Your answer should be an exact copy of the listing.
=====
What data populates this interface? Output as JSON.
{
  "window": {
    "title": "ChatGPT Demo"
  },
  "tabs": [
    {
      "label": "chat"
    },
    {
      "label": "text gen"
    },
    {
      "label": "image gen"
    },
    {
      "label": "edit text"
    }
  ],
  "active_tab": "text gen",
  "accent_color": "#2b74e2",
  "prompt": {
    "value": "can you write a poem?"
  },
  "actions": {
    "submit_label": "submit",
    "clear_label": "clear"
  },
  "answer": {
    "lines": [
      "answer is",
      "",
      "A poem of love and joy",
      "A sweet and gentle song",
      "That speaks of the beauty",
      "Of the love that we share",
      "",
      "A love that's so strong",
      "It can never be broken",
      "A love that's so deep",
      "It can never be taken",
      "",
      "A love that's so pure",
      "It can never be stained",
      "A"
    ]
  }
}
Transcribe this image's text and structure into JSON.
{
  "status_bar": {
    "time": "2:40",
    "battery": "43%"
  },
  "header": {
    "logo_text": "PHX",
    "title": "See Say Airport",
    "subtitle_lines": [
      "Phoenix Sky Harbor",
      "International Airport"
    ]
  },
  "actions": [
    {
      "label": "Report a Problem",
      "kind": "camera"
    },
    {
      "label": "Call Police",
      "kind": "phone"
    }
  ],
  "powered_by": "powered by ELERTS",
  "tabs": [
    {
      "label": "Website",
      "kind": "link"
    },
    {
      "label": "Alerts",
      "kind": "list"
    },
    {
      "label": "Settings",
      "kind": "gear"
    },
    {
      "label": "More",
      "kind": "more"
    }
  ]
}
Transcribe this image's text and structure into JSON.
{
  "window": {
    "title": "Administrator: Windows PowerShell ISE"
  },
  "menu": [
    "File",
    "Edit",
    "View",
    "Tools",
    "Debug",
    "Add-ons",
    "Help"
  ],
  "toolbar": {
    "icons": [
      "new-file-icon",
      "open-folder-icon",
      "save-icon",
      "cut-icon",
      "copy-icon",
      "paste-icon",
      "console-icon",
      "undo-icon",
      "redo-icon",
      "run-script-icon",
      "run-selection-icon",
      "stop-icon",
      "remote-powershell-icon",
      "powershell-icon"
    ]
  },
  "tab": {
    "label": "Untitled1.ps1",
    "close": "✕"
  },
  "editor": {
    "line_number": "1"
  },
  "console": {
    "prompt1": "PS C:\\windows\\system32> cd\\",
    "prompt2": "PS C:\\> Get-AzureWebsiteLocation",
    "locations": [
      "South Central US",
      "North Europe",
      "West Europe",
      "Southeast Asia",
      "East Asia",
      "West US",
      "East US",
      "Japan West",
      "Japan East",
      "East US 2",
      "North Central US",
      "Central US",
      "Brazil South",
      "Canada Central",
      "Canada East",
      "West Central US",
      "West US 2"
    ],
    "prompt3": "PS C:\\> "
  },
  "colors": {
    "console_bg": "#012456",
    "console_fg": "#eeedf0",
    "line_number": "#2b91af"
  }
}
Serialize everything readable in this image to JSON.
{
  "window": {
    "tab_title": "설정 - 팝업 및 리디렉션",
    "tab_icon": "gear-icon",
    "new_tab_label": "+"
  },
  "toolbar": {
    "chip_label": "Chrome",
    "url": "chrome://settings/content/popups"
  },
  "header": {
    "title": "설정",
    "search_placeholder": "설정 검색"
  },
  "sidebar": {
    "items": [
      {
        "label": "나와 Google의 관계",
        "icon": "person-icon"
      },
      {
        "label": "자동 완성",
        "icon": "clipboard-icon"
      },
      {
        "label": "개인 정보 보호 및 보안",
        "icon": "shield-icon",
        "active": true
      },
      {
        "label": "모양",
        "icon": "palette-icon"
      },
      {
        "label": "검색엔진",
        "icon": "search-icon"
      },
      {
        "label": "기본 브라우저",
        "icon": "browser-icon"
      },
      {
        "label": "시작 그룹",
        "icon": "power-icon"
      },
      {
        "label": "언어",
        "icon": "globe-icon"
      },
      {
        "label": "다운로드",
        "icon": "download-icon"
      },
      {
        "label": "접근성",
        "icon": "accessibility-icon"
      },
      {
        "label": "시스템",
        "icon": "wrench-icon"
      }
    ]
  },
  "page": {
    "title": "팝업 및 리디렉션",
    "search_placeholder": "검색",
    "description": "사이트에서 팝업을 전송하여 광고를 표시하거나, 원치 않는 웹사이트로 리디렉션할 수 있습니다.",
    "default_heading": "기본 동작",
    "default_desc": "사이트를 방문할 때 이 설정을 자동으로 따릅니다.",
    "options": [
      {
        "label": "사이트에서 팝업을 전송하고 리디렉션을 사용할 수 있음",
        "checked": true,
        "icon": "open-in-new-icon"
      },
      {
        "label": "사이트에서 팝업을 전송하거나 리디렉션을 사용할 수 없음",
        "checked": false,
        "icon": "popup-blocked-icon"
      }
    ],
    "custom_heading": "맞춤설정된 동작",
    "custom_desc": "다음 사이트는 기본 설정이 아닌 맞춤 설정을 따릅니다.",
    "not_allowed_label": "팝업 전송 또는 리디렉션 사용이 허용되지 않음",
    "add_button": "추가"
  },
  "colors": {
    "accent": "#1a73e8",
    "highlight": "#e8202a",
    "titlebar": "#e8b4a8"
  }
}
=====
* [WRITTEN SOLUTION]
What data populates this interface? Output as JSON.
{
  "window": {
    "title": "ChatGPT Demo"
  },
  "tabs": [
    {
      "label": "chat"
    },
    {
      "label": "text gen"
    },
    {
      "label": "image gen"
    },
    {
      "label": "edit text"
    }
  ],
  "active_tab": "text gen",
  "accent_color": "#2b74e2",
  "prompt": {
    "value": "can you write a poem?"
  },
  "actions": {
    "submit_label": "submit",
    "clear_label": "clear"
  },
  "answer": {
    "lines": [
      "answer is",
      "",
      "A poem of love and joy",
      "A sweet and gentle song",
      "That speaks of the beauty",
      "Of the love that we share",
      "",
      "A love that's so strong",
      "It can never be broken",
      "A love that's so deep",
      "It can never be taken",
      "",
      "A love that's so pure",
      "It can never be stained",
      "A"
    ]
  }
}
Transcribe this image's text and structure into JSON.
{
  "status_bar": {
    "time": "2:40",
    "battery": "43%"
  },
  "header": {
    "logo_text": "PHX",
    "title": "See Say Airport",
    "subtitle_lines": [
      "Phoenix Sky Harbor",
      "International Airport"
    ]
  },
  "actions": [
    {
      "label": "Report a Problem",
      "kind": "camera"
    },
    {
      "label": "Call Police",
      "kind": "phone"
    }
  ],
  "powered_by": "powered by ELERTS",
  "tabs": [
    {
      "label": "Website",
      "kind": "link"
    },
    {
      "label": "Alerts",
      "kind": "list"
    },
    {
      "label": "Settings",
      "kind": "gear"
    },
    {
      "label": "More",
      "kind": "more"
    }
  ]
}
Transcribe this image's text and structure into JSON.
{
  "window": {
    "title": "Administrator: Windows PowerShell ISE"
  },
  "menu": [
    "File",
    "Edit",
    "View",
    "Tools",
    "Debug",
    "Add-ons",
    "Help"
  ],
  "toolbar": {
    "icons": [
      "new-file-icon",
      "open-folder-icon",
      "save-icon",
      "cut-icon",
      "copy-icon",
      "paste-icon",
      "console-icon",
      "undo-icon",
      "redo-icon",
      "run-script-icon",
      "run-selection-icon",
      "stop-icon",
      "remote-powershell-icon",
      "powershell-icon"
    ]
  },
  "tab": {
    "label": "Untitled1.ps1",
    "close": "✕"
  },
  "editor": {
    "line_number": "1"
  },
  "console": {
    "prompt1": "PS C:\\windows\\system32> cd\\",
    "prompt2": "PS C:\\> Get-AzureWebsiteLocation",
    "locations": [
      "South Central US",
      "North Europe",
      "West Europe",
      "Southeast Asia",
      "East Asia",
      "West US",
      "East US",
      "Japan West",
      "Japan East",
      "East US 2",
      "North Central US",
      "Central US",
      "Brazil South",
      "Canada Central",
      "Canada East",
      "West Central US",
      "West US 2"
    ],
    "prompt3": "PS C:\\> "
  },
  "colors": {
    "console_bg": "#012456",
    "console_fg": "#eeedf0",
    "line_number": "#2b91af"
  }
}
Serialize everything readable in this image to JSON.
{
  "window": {
    "tab_title": "설정 - 팝업 및 리디렉션",
    "tab_icon": "gear-icon",
    "new_tab_label": "+"
  },
  "toolbar": {
    "chip_label": "Chrome",
    "url": "chrome://settings/content/popups"
  },
  "header": {
    "title": "설정",
    "search_placeholder": "설정 검색"
  },
  "sidebar": {
    "items": [
      {
        "label": "나와 Google의 관계",
        "icon": "person-icon"
      },
      {
        "label": "자동 완성",
        "icon": "clipboard-icon"
      },
      {
        "label": "개인 정보 보호 및 보안",
        "icon": "shield-icon",
        "active": true
      },
      {
        "label": "모양",
        "icon": "palette-icon"
      },
      {
        "label": "검색엔진",
        "icon": "search-icon"
      },
      {
        "label": "기본 브라우저",
        "icon": "browser-icon"
      },
      {
        "label": "시작 그룹",
        "icon": "power-icon"
      },
      {
        "label": "언어",
        "icon": "globe-icon"
      },
      {
        "label": "다운로드",
        "icon": "download-icon"
      },
      {
        "label": "접근성",
        "icon": "accessibility-icon"
      },
      {
        "label": "시스템",
        "icon": "wrench-icon"
      }
    ]
  },
  "page": {
    "title": "팝업 및 리디렉션",
    "search_placeholder": "검색",
    "description": "사이트에서 팝업을 전송하여 광고를 표시하거나, 원치 않는 웹사이트로 리디렉션할 수 있습니다.",
    "default_heading": "기본 동작",
    "default_desc": "사이트를 방문할 때 이 설정을 자동으로 따릅니다.",
    "options": [
      {
        "label": "사이트에서 팝업을 전송하고 리디렉션을 사용할 수 있음",
        "checked": true,
        "icon": "open-in-new-icon"
      },
      {
        "label": "사이트에서 팝업을 전송하거나 리디렉션을 사용할 수 없음",
        "checked": false,
        "icon": "popup-blocked-icon"
      }
    ],
    "custom_heading": "맞춤설정된 동작",
    "custom_desc": "다음 사이트는 기본 설정이 아닌 맞춤 설정을 따릅니다.",
    "not_allowed_label": "팝업 전송 또는 리디렉션 사용이 허용되지 않음",
    "add_button": "추가"
  },
  "colors": {
    "accent": "#1a73e8",
    "highlight": "#e8202a",
    "titlebar": "#e8b4a8"
  }
}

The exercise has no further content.